Building disasters shed light on child labour in Cambodia’s construction sector


A Cambodian workers’ union called for a halt to a construction boom in the country on Wednesday, January 08, following a series of building disasters that has killed more than 60 people, including young children, in the last seven months.

The death of six children in the latest building site to collapse have also highlighted the Cambodian government’s lack of vigilance and policing against child labour.

The disaster on January 03, in which 36 workers and their families died at the unfinished guesthouse in the coastal town of Kep, has shed a spotlight on the problem of children living and working on building sites – a common practice in Cambodia.

At least two of the children were infants and it was unclear whether any of the other dead children were employed on the site.

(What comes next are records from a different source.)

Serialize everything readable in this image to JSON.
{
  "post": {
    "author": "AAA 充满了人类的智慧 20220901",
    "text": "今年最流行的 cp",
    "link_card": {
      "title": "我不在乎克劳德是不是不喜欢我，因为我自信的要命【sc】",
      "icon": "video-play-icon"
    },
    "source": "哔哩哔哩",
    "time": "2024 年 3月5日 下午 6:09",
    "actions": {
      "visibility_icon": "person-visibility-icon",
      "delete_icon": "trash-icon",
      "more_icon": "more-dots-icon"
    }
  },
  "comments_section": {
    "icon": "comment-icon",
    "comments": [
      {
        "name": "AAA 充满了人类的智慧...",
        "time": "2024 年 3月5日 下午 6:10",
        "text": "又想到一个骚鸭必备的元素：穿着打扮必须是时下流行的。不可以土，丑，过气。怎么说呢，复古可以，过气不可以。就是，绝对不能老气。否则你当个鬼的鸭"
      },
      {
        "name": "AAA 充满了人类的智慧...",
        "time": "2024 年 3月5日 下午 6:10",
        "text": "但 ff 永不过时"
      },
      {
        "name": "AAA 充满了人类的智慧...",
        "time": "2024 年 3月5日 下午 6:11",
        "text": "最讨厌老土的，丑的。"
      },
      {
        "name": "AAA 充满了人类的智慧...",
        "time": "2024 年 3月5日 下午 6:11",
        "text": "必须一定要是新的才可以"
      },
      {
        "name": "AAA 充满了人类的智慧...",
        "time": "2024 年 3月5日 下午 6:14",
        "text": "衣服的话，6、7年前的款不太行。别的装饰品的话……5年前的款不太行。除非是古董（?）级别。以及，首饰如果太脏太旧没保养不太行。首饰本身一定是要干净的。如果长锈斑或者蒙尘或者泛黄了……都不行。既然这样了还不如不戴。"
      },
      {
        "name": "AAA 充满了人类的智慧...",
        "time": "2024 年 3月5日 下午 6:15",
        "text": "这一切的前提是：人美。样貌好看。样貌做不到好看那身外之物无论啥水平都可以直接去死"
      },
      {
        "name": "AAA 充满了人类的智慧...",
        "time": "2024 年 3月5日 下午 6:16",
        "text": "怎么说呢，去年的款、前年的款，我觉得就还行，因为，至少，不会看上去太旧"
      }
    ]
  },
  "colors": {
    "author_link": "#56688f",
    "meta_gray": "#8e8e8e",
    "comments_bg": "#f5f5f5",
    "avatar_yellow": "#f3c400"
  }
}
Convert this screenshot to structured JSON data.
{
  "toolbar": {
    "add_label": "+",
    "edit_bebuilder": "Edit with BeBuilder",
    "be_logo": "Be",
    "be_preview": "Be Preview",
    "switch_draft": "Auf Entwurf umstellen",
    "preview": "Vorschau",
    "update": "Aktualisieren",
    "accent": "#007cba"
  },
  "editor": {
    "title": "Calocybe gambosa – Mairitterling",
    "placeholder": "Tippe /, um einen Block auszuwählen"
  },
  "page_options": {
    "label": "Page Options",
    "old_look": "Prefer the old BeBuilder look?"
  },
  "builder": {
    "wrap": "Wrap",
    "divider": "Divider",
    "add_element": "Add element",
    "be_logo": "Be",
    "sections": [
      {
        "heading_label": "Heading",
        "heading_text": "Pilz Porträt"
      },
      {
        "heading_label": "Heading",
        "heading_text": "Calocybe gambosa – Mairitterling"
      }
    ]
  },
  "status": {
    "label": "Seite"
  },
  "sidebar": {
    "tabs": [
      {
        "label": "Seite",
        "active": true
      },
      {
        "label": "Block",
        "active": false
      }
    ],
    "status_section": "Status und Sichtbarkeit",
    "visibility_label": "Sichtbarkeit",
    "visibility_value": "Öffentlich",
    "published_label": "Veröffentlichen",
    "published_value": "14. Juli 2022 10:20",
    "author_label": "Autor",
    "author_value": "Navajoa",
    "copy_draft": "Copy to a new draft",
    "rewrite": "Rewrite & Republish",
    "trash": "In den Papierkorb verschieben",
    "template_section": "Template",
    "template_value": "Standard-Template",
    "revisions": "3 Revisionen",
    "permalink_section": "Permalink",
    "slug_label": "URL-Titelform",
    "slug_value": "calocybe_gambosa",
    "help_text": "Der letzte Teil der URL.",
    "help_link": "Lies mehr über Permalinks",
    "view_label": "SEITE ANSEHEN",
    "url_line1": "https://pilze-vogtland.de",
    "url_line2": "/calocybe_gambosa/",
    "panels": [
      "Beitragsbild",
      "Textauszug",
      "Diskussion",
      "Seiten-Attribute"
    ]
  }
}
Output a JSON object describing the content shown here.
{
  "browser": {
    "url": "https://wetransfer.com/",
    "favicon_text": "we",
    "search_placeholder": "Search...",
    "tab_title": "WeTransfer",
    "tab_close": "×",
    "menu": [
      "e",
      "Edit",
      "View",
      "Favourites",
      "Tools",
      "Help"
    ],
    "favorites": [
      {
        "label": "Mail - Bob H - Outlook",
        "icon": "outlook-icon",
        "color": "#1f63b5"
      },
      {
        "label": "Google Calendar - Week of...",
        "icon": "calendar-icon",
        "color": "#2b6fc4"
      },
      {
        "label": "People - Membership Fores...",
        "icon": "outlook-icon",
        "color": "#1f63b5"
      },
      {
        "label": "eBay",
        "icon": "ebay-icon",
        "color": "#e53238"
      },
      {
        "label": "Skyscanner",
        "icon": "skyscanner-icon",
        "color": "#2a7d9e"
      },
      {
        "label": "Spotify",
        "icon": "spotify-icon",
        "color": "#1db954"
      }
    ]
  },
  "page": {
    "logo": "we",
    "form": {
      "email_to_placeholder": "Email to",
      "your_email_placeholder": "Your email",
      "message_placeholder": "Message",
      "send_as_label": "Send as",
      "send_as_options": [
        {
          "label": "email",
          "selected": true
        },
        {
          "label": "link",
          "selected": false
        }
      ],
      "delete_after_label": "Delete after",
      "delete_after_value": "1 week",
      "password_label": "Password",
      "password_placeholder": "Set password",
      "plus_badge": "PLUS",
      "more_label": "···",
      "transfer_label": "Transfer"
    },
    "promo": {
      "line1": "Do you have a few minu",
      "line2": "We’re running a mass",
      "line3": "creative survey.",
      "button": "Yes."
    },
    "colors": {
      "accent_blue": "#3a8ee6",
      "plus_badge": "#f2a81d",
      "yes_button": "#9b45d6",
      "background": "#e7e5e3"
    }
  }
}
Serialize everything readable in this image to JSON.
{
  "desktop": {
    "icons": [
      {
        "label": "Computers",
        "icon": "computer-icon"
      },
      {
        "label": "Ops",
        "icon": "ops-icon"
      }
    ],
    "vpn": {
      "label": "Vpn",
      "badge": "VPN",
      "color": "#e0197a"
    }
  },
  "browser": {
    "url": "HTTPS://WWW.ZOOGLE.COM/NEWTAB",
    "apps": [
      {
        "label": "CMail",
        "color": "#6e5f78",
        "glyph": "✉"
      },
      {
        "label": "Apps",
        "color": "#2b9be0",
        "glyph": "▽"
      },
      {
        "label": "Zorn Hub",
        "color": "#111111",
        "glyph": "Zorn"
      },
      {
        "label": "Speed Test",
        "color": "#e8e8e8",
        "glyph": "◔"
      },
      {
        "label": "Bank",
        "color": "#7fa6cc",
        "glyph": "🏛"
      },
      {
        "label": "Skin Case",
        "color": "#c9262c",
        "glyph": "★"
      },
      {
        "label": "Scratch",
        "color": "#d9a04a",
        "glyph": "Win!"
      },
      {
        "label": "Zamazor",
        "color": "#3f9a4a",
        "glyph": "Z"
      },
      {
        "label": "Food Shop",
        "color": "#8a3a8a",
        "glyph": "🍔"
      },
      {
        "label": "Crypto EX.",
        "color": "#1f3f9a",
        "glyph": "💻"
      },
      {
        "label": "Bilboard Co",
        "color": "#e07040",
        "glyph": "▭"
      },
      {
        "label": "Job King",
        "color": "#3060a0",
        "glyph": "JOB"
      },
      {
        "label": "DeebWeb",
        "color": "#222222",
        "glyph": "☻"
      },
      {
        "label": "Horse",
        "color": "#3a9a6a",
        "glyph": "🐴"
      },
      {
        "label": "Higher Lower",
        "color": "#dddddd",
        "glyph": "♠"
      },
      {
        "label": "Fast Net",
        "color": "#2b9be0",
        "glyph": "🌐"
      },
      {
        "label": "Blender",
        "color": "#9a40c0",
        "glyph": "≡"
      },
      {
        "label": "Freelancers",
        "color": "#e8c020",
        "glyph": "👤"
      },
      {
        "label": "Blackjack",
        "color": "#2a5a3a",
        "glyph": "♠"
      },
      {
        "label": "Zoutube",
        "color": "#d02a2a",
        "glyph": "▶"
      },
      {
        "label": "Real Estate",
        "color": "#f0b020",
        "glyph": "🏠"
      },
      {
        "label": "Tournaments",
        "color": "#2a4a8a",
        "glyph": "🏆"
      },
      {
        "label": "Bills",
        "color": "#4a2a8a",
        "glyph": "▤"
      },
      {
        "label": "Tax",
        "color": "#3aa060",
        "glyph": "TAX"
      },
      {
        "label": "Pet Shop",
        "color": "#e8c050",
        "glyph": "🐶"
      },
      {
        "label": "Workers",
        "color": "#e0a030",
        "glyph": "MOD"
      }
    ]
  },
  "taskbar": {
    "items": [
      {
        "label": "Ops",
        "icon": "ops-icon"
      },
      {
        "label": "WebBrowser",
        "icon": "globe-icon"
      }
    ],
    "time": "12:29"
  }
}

“Do we want this to become known as normal in Cambodia?” said Sou Chhlonh, vice president of the Building and Wood Workers Trade Union Federation of Cambodia, after the building’s owners were charged with unintentional homicide.

The union wants all construction projects frozen until they are inspected and compliant with legal and safety regulations, as growing crowds of Chinese tourists and investors have fuelled a boom that officials valued at US$6.4 billion in 2017.

Campaigners say the industry is rife with child labour, as are the hundreds of kilns that provide what have been dubbed ‘blood bricks’ for Cambodia’s boom.

“You only have to go for a walk to see child labour in the construction industry,” said Khun Tharo, a programme coordinator at the Center for Alliance of Labour and Human Rights, a charity.

After the first disaster in June, when 28 people died as a building site caved in while they slept, the minister for construction and urban planning said workers and their children could no longer live on site, according to local media reports.

But the labourers – many of whom migrate from the countryside with young families and work on day rates without contracts and earn as little as US$6 a day – have no choice, campaigners say.

On Wednesday evening, the Thomson Reuters Foundation witnessed families cooking and relaxing in their makeshift living spaces on building sites in the capital, Phnom Penh.

“That issue is still being addressed; it takes time to implement,” said government spokesman Phay Siphan, adding that Cambodia is committed to wiping out child labour.

“If you see child labour, report it and authorities will close them down.” (Source: Thomson Reuters Foundation)